* **What you need to do**:
Please report how many lines in the data below contain "true". Nothing besides the number should be written.

* **Working data**:
========
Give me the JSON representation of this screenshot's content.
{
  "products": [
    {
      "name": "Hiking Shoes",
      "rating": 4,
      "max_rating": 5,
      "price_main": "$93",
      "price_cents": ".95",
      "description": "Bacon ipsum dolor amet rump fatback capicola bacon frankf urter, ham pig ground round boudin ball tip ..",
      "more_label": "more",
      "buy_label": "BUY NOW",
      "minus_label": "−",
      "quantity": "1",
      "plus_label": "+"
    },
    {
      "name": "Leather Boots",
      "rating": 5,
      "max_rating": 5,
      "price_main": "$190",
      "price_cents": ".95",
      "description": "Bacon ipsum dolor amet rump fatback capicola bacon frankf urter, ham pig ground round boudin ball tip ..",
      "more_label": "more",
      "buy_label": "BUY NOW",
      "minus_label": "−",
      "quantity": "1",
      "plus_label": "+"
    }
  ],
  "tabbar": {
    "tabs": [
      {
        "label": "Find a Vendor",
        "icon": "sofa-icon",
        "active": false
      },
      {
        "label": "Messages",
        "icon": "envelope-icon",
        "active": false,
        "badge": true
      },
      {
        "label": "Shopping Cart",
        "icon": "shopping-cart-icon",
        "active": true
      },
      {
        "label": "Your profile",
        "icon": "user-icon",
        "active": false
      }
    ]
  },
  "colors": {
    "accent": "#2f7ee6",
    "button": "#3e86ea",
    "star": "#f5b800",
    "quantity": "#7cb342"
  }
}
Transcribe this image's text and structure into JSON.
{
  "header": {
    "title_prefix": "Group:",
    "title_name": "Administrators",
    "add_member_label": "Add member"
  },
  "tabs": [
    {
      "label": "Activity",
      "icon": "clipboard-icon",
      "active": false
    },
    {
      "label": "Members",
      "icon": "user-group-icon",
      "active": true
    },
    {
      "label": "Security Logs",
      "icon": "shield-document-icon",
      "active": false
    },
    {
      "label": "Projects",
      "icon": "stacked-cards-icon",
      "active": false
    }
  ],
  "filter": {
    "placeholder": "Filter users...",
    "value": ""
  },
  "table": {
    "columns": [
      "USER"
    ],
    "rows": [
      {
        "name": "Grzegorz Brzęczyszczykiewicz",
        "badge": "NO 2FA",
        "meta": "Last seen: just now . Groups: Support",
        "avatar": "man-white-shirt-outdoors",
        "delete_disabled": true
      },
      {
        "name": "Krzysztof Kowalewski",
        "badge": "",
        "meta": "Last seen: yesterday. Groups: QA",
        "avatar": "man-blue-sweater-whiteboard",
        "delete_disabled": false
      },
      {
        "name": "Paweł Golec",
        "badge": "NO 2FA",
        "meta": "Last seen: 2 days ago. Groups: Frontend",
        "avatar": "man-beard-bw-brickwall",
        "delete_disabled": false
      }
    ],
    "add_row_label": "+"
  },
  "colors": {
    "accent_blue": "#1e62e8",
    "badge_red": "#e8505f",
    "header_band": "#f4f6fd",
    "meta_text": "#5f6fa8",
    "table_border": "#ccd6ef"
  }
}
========
* **Solution to this problem**:
4